  • Greater investment in “trusted faces” in “trusted places” i.e. services already providing digital support and internet access.
  • Considering the specific challenges of providing support to the digitally excluded, especially hard to reach cohorts – including testing Assisted Digital services in regions where the internet may be difficult to access. (Assisted Digital envisages a flexible mix of telephone, webchat, face-to-face, and paper-based support services. HMCTS is commissioning a programme of work to evaluate what types of support and in what combinations works best.)
  • Paying specific attention to highly digitally excluded groups, like homeless people and detainees.
  • Designing online justice services with an independent “look and feel” to reflect the constitutional independence of the courts.
  • Maximising the benefits of the “multi-channel” approach – helping people move with ease between digital access, phone assistance, face-to-face assistance, and paper.
  • Ensuring online justice services cater for the most affordable and ubiquitous mode of digital interaction: mobile technology.
  • Conducting end-to-end pilots of online justice services, learning from hearing and enforcement stages what is required at earlier stages.
  • Researching how people behave in an online environment and choices between Assisted Digital channels.
  • Collecting and making available the widest range of data possible to support research by external experts.

Internationally, there is a great deal of experiment going on with different forms of communicating advice and assistance. There are being kept under review by Professor Roger Smith who, with funding from the Legal Education Foundation, provides – among other things – an annual review of development in the use of IT to increase access to justice. He also writes a blog which looks in mor detail at specific initiatives relating to trying to improve access to justice – not just through the use of new technologies but also new ways of funding them such as crowd funding.

For those interested in how the application of new technologies might change ways in which the delivery of legal services are undertaken, this is an outstanding resource – full of links to detailed initiatives. At the same time, the need for realism in potential impacts is also stressed. It is important not always to believe the hype surrounding new applications.

The JUSTICE report is at https://justice.org.uk/new-justice-report-on-preventing-digital-exclusion/.

The Annual Reviews of digital delivery of legal services can be found at https://www.thelegaleducationfoundation.org/digital/digital-report.

Roger Smith’s blog on developments in Law, technology and Access to Justice is at https://law-tech-a2j.org/publications/

Also relevant is the report, published in July 2018, from the Centre for Justice Innovation, which also looks at public attitudes towards the greater use of IT in the justice system.

See http://justiceinnovation.org/portfolio/just-technology-emergent-technologies-justice-system-public-thinks/

 

 

 

Going digital – piloting video hearings

leave a comment »

The Transforming our Justice System reform programme has flagged the possibility of much more use of digital technology in the processing and handling of disputes. Following the announcement at the beginning of February 2018 that it is now possible to start divorce proceedings on-line (see this blog for 2 Feb 2018), we now have a new announcement about how cases might be heard using new technologies
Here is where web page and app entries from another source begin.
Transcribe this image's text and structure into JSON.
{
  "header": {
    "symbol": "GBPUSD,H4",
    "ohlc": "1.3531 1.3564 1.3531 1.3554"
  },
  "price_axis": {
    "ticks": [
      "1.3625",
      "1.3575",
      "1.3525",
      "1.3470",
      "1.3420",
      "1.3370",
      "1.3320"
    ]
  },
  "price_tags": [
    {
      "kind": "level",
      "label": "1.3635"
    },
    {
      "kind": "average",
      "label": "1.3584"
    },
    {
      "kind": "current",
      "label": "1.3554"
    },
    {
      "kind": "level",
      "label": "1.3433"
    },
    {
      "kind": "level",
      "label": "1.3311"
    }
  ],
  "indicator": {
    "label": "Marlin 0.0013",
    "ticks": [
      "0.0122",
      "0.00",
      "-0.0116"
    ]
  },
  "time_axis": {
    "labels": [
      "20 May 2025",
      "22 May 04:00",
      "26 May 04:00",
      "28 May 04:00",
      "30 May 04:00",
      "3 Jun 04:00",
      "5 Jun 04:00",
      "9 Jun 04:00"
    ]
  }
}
This development, announced on 15 February 2018, concerns the piloting of video hearings in the Tax Tribunal. This initiative will be rolled out in a measured way, with potential participants being asked whether they would like their cases to be dealt with on-line.

It seems that the Tax Tribunal has been chosen for this experiment as it is presumed that many tax cases turn on rather complex points of law, rather than major disputes on questions of fact which might require the presence of parties in the same room.

This new announcement builds on another pilot, which ran in the autumn of 2017 in which a number of case management hearings in the Immigration and Asylum Chamber were dealt with through video hearings. The results of these seem to have been very positive and demonstrate that such issues can be dealt with more efficiently on-line without compromising standards of justice.

HMCTS do seem to be taking a measured approach to these developments, wanting to bring all those involved – judges, practitioners and litigants – with them, to ensure that these developments do meet user needs.

Further announcements will emerge in the months ahead.

To read more about the video Tax Hearing pilot, see https://www.gov.uk/government/news/video-hearing-pilot-launched.

For the HMCTS blog on these developments go to https://insidehmcts.blog.gov.uk/2018/02/15/video-hearings-can-make-a-difference-for-court-and-tribunal-users/

 

 

Written by lwtmp

February 21, 2018 at 11:28 am

Transforming the legal system – work in progress

leave a comment »

I have recently published a new article on how the English Legal system has changed in the 15 years since the first edition of my book appeared in 2000. I also reflect on the changes that are likely to occur in the near future.
In summary I argue that, in this period, reform to the ELS system has occurred in 2 phases: the first during the Labour administrations led by Tony Blair and Gordon Brown; the second during the Coalition and Conservative administrations led by David Cameron.
In Phase 1, there was a great deal of institutional change: creation of the Ministry of Justice, creation of the Supreme Court and the reshaping of the tribunals and courts systems.
In Phase 2, the emphasis has been on cutting public expenditure. This has had a notable impact on reductions in the scope and funding of legal aid. Significant increases in the fees charged for taking cases to court have also been imposed.
I note that many lawyers are very unhappy with the effects of public expenditure cuts on the English Legal System. I argue, however, that such cuts could have positive outcomes if those involved in the legal system ask serious questions about whether the current way of doing things is as efficient as it could be.
In particular, I suggest that much could be done by:
• the imaginative use of Information and Communication technologies;
• making a much greater commitment to customer service in the courts and tribunals service;
• challenging the view that the county court should remain as a ‘generalist’ court, and proposing that the civil justice system should comprise more specialist courts;
• possibly making the use of ADR compulsory and part of the court system;
• thinking about the judicial function and asking whether all cases need to be dealt with in the same way;
• thinking about new sources of funding for bringing cases, and noting the development of private dispute resolution channels that offer the public free services;
• improving competition in the legal services market;
• promoting public legal education.
I also suggest that more work must be done on increasing equality of opportunity in the legal profession and the judiciary, and developing judicial careers.
I conclude by noting that whether or not these specific developments occur, the world into which those starting their legal studies will enter in a few years’ time is a rapidly changing one, and one in which there will be enormous opportunities for those energy and an interest in innovation.
The full text is available at https://martinpartington.com/transforming-the-english-legal-system-recent-changes-and-future-prospects/

Written by lwtmp

September 29, 2015 at 10:03 am

Posted in Chapter 1, Chapter 11

Tagged with

Work of the Equality and Human Rights Commission: podcast with Nony Ardill

leave a comment »

The Equality and Human Rights Commission is the body given the statutory mandate to challenge discrimination, and to protect and promote human rights. As it states on its website:

“We live in a country with a long history of upholding people’s rights, valuing diversity and challenging intolerance. The EHRC seeks to maintain and strengthen this heritage while identifying and tackling areas where there is still unfair discrimination or where human rights are not being respected.”

To get a clearer idea about how the Commission goes about its work, I have been talking to Nony Ardill, a Senior Lawyer with the Commission. She provides a fascinating account of the ways in which the Commission works with other agencies to fulfill its (very challenging) mandate.

To hear the podcast, go to http://global.oup.com/uk/orc/law/els/partington14_15/student/podcasts/NonyArdill.mp3

To read more about the work of the Commission, go to http://www.equalityhumanrights.com/

Written by lwtmp

November 13, 2014 at 4:00 pm